21 December 2020.

Earlier this year, we reported on sunflower tourism season and how when it comes to the seemingly innocent activity of walking into a field of sunflowers, there’s more to it than many realise.

There are risks within a paddock filled with sunflowers: biosecurity, heavy machinery, snakes, bees, vermin, as well as tripping hazards.

Organisations including AgForce have developed biosecurity awareness material and travel tips for tourists, information centres, tourism organisers, social media, and for growers themselves.

Recent social media posts about #sunflowers indicate an emerging change in culture in the community, largely down to increased messaging from organisations like AgForce.

Sunflower tourism, however, remains a mainstay in the Darling and Southern Downs regions and typically thousands of annual sunflower visitors flock to enjoy photographing the magnificent blooms.

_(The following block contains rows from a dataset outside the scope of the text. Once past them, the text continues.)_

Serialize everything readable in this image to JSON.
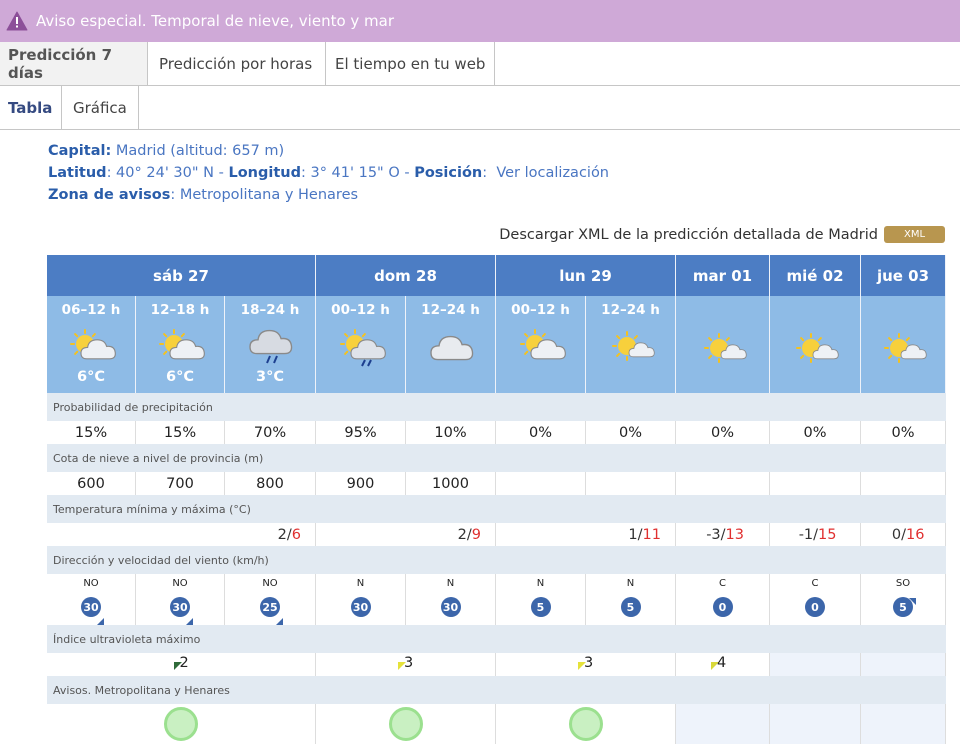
{
  "alert": {
    "text": "Aviso especial. Temporal de nieve, viento y mar",
    "icon": "warning-icon",
    "bg": "#cfa9d7"
  },
  "tabs_main": [
    "Predicción 7 días",
    "Predicción por horas",
    "El tiempo en tu web"
  ],
  "tabs_sub": [
    "Tabla",
    "Gráfica"
  ],
  "info": {
    "capital_label": "Capital:",
    "capital_value": " Madrid (altitud: 657 m)",
    "lat_label": "Latitud",
    "lat_value": ": 40° 24' 30\" N - ",
    "lon_label": "Longitud",
    "lon_value": ": 3° 41' 15\" O - ",
    "pos_label": "Posición",
    "pos_sep": ":",
    "pos_link": "Ver localización",
    "zona_label": "Zona de avisos",
    "zona_value": ": Metropolitana y Henares"
  },
  "xml": {
    "text": "Descargar XML de la predicción detallada de Madrid",
    "button": "XML"
  },
  "days": [
    "sáb 27",
    "dom 28",
    "lun 29",
    "mar 01",
    "mié 02",
    "jue 03"
  ],
  "periods": [
    "06–12 h",
    "12–18 h",
    "18–24 h",
    "00–12 h",
    "12–24 h",
    "00–12 h",
    "12–24 h",
    "",
    "",
    ""
  ],
  "sky_icons": [
    "sun-cloud-icon",
    "sun-cloud-icon",
    "rain-cloud-icon",
    "sun-rain-cloud-icon",
    "cloud-icon",
    "sun-cloud-icon",
    "sun-small-cloud-icon",
    "sun-small-cloud-icon",
    "sun-small-cloud-icon",
    "sun-small-cloud-icon"
  ],
  "temps": [
    "6°C",
    "6°C",
    "3°C",
    "",
    "",
    "",
    "",
    "",
    "",
    ""
  ],
  "sections": {
    "precip": "Probabilidad de precipitación",
    "snow": "Cota de nieve a nivel de provincia (m)",
    "temp": "Temperatura mínima y máxima (°C)",
    "wind": "Dirección y velocidad del viento (km/h)",
    "uv": "Índice ultravioleta máximo",
    "avisos": "Avisos. Metropolitana y Henares"
  },
  "precip": [
    "15%",
    "15%",
    "70%",
    "95%",
    "10%",
    "0%",
    "0%",
    "0%",
    "0%",
    "0%"
  ],
  "snow": [
    "600",
    "700",
    "800",
    "900",
    "1000",
    "",
    "",
    "",
    "",
    ""
  ],
  "tminmax": [
    {
      "min": "2",
      "sep": " / ",
      "max": "6"
    },
    {
      "min": "2",
      "sep": " / ",
      "max": "9"
    },
    {
      "min": "1",
      "sep": " / ",
      "max": "11"
    },
    {
      "min": "-3",
      "sep": " / ",
      "max": "13"
    },
    {
      "min": "-1",
      "sep": " / ",
      "max": "15"
    },
    {
      "min": "0",
      "sep": " / ",
      "max": "16"
    }
  ],
  "wind": [
    {
      "dir": "NO",
      "speed": "30"
    },
    {
      "dir": "NO",
      "speed": "30"
    },
    {
      "dir": "NO",
      "speed": "25"
    },
    {
      "dir": "N",
      "speed": "30"
    },
    {
      "dir": "N",
      "speed": "30"
    },
    {
      "dir": "N",
      "speed": "5"
    },
    {
      "dir": "N",
      "speed": "5"
    },
    {
      "dir": "C",
      "speed": "0"
    },
    {
      "dir": "C",
      "speed": "0"
    },
    {
      "dir": "SO",
      "speed": "5"
    }
  ],
  "uv": [
    "2",
    "3",
    "3",
    "4",
    "",
    ""
  ],
  "colors": {
    "day_header": "#4c7dc4",
    "period_bg": "#8ebbe6",
    "section_bg": "#e2eaf2",
    "tmax": "#e03030",
    "wind_circle": "#3c66aa",
    "aviso_green": "#c9f0c2"
  }
}
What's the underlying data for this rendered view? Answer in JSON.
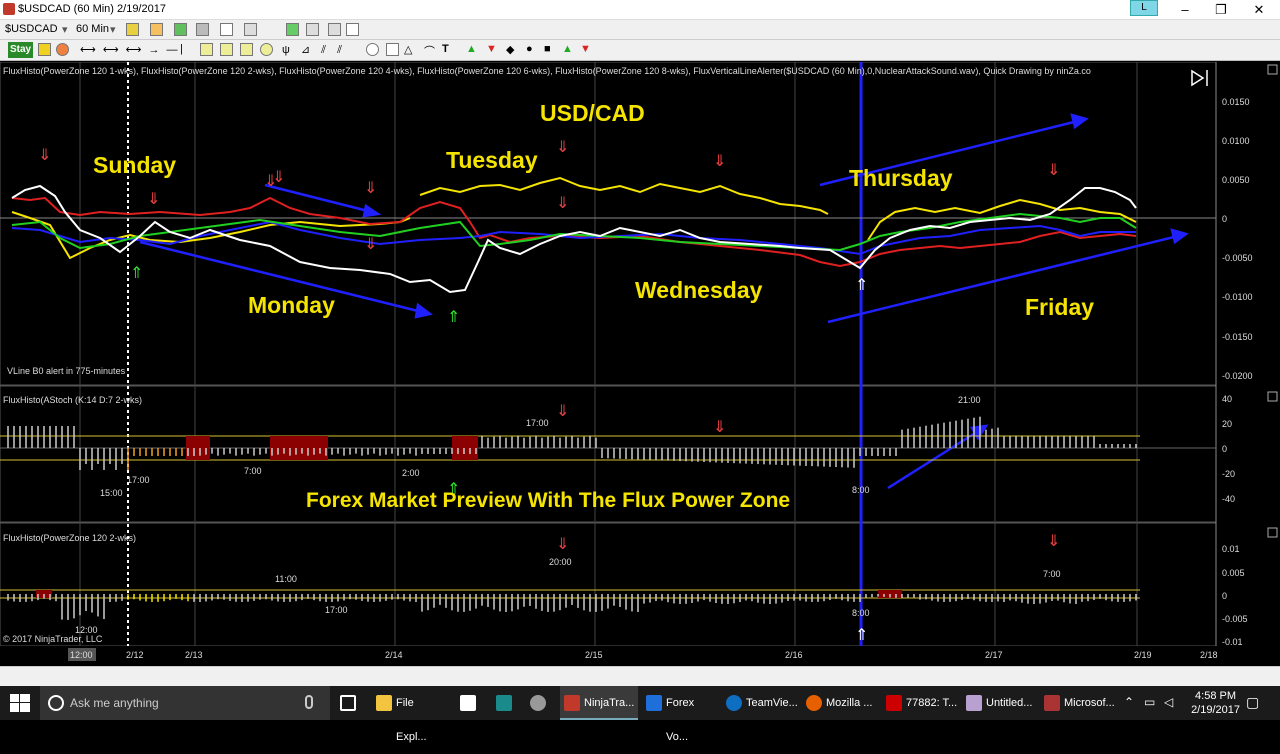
{
  "window": {
    "title": "$USDCAD (60 Min)  2/19/2017",
    "tag": "L"
  },
  "toolbar": {
    "instrument": "$USDCAD",
    "interval": "60 Min",
    "stay_label": "Stay"
  },
  "panels": {
    "price": {
      "header": "FluxHisto(PowerZone 120 1-wks), FluxHisto(PowerZone 120 2-wks), FluxHisto(PowerZone 120 4-wks), FluxHisto(PowerZone 120 6-wks), FluxHisto(PowerZone 120 8-wks), FluxVerticalLineAlerter($USDCAD (60 Min),0,NuclearAttackSound.wav), Quick Drawing by ninZa.co",
      "status": "VLine B0 alert in 775-minutes",
      "yticks": [
        "0.0150",
        "0.0100",
        "0.0050",
        "0",
        "-0.0050",
        "-0.0100",
        "-0.0150",
        "-0.0200"
      ]
    },
    "stoch": {
      "header": "FluxHisto(AStoch (K:14 D:7 2-wks)",
      "yticks": [
        "40",
        "20",
        "0",
        "-20",
        "-40"
      ],
      "time_labels": [
        "15:00",
        "17:00",
        "7:00",
        "2:00",
        "17:00",
        "21:00",
        "8:00"
      ]
    },
    "zone": {
      "header": "FluxHisto(PowerZone 120 2-wks)",
      "yticks": [
        "0.01",
        "0.005",
        "0",
        "-0.005",
        "-0.01"
      ],
      "time_labels": [
        "12:00",
        "11:00",
        "17:00",
        "20:00",
        "7:00",
        "8:00"
      ],
      "copyright": "© 2017 NinjaTrader, LLC"
    }
  },
  "annotations": {
    "pair": "USD/CAD",
    "days": [
      "Sunday",
      "Monday",
      "Tuesday",
      "Wednesday",
      "Thursday",
      "Friday"
    ],
    "caption": "Forex Market Preview With The Flux Power Zone"
  },
  "xaxis": {
    "labels": [
      "12:00",
      "2/12",
      "2/13",
      "2/14",
      "2/15",
      "2/16",
      "2/17",
      "2/19",
      "2/18"
    ]
  },
  "taskbar": {
    "search_placeholder": "Ask me anything",
    "items": [
      "File Expl...",
      "NinjaTra...",
      "Forex Vo...",
      "TeamVie...",
      "Mozilla ...",
      "77882: T...",
      "Untitled...",
      "Microsof..."
    ],
    "time": "4:58 PM",
    "date": "2/19/2017"
  },
  "colors": {
    "yellow": "#f5e400",
    "red": "#e02020",
    "blue": "#2020ff",
    "green": "#20d020",
    "white": "#ffffff",
    "maroon": "#8b0000"
  }
}
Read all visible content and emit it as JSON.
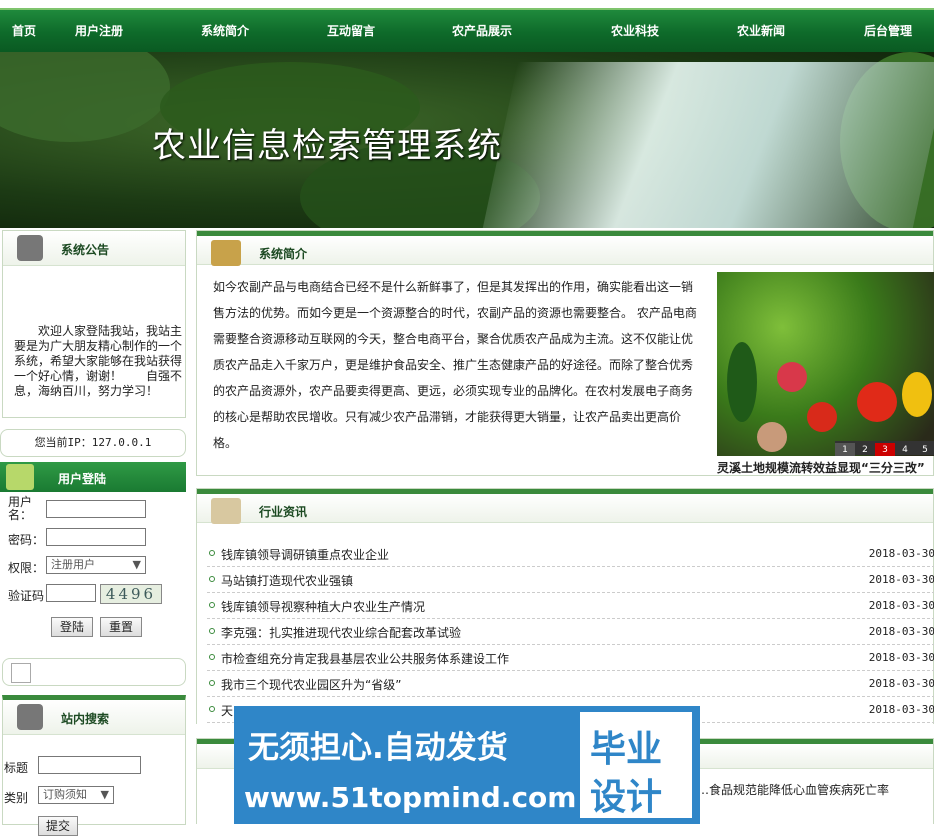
{
  "nav": [
    "首页",
    "用户注册",
    "系统简介",
    "互动留言",
    "农产品展示",
    "农业科技",
    "农业新闻",
    "后台管理"
  ],
  "banner": {
    "title": "农业信息检索管理系统"
  },
  "notice": {
    "heading": "系统公告",
    "text": "欢迎人家登陆我站，我站主要是为广大朋友精心制作的一个系统，希望大家能够在我站获得一个好心情，谢谢！　　自强不息，海纳百川，努力学习！"
  },
  "ip": {
    "text": "您当前IP：127.0.0.1"
  },
  "login": {
    "heading": "用户登陆",
    "username_label": "用户名：",
    "password_label": "密码：",
    "role_label": "权限：",
    "role_value": "注册用户",
    "captcha_label": "验证码",
    "captcha_value": "4496",
    "login_btn": "登陆",
    "reset_btn": "重置"
  },
  "search": {
    "heading": "站内搜索",
    "title_label": "标题",
    "category_label": "类别",
    "category_value": "订购须知",
    "submit": "提交"
  },
  "intro": {
    "heading": "系统简介",
    "text": "如今农副产品与电商结合已经不是什么新鲜事了，但是其发挥出的作用，确实能看出这一销售方法的优势。而如今更是一个资源整合的时代，农副产品的资源也需要整合。 农产品电商需要整合资源移动互联网的今天，整合电商平台，聚合优质农产品成为主流。这不仅能让优质农产品走入千家万户，更是维护食品安全、推广生态健康产品的好途径。而除了整合优秀的农产品资源外，农产品要卖得更高、更远，必须实现专业的品牌化。在农村发展电子商务的核心是帮助农民增收。只有减少农产品滞销，才能获得更大销量，让农产品卖出更高价格。",
    "caption": "灵溪土地规模流转效益显现“三分三改”",
    "pager": [
      "1",
      "2",
      "3",
      "4",
      "5"
    ]
  },
  "news": {
    "heading": "行业资讯",
    "items": [
      {
        "title": "钱库镇领导调研镇重点农业企业",
        "date": "2018-03-30"
      },
      {
        "title": "马站镇打造现代农业强镇",
        "date": "2018-03-30"
      },
      {
        "title": "钱库镇领导视察种植大户农业生产情况",
        "date": "2018-03-30"
      },
      {
        "title": "李克强：扎实推进现代农业综合配套改革试验",
        "date": "2018-03-30"
      },
      {
        "title": "市检查组充分肯定我县基层农业公共服务体系建设工作",
        "date": "2018-03-30"
      },
      {
        "title": "我市三个现代农业园区升为“省级”",
        "date": "2018-03-30"
      },
      {
        "title": "天…",
        "date": "2018-03-30"
      }
    ]
  },
  "bottom_news": {
    "text": "…食品规范能降低心血管疾病死亡率"
  },
  "watermark": {
    "line1": "无须担心.自动发货",
    "line2": "www.51topmind.com",
    "badge1": "毕业",
    "badge2": "设计"
  }
}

COVID-19 limited numbers in the annual pilgrimage in early 2020, but that hasn’t stopped selfie-loving tourists from visiting sunflower paddocks in the Cambooya and Clifton region near Toowoomba this holiday season, increasing the risk of carrying pests, diseases, and weeds between sunflower crops.

Forecast good summer rain may trigger further large sunflower plantings during January and February, which will, in turn, be in full bloom by early April, extending the tourist season.

The infographic and flyer included here are useful resources for everyone, including staff at tourist information centres.

The message from AgForce isn’t to stop anything – it’s that farms are workplaces, and if everyone is to enjoy the experience it’s important to show respect to growers and to be biosecurity conscious.

For more information contact AgForce SEQ Regional Manager Andrew Sinnamon 0427 144 298, AgForce Senior Policy Officer Marie Vitelli 0429 062 852, or Meg Kummerow from the Australian Sunflower Association 0427 606 983. 

Flyer (PDF) of tips for visiting sunflower regions.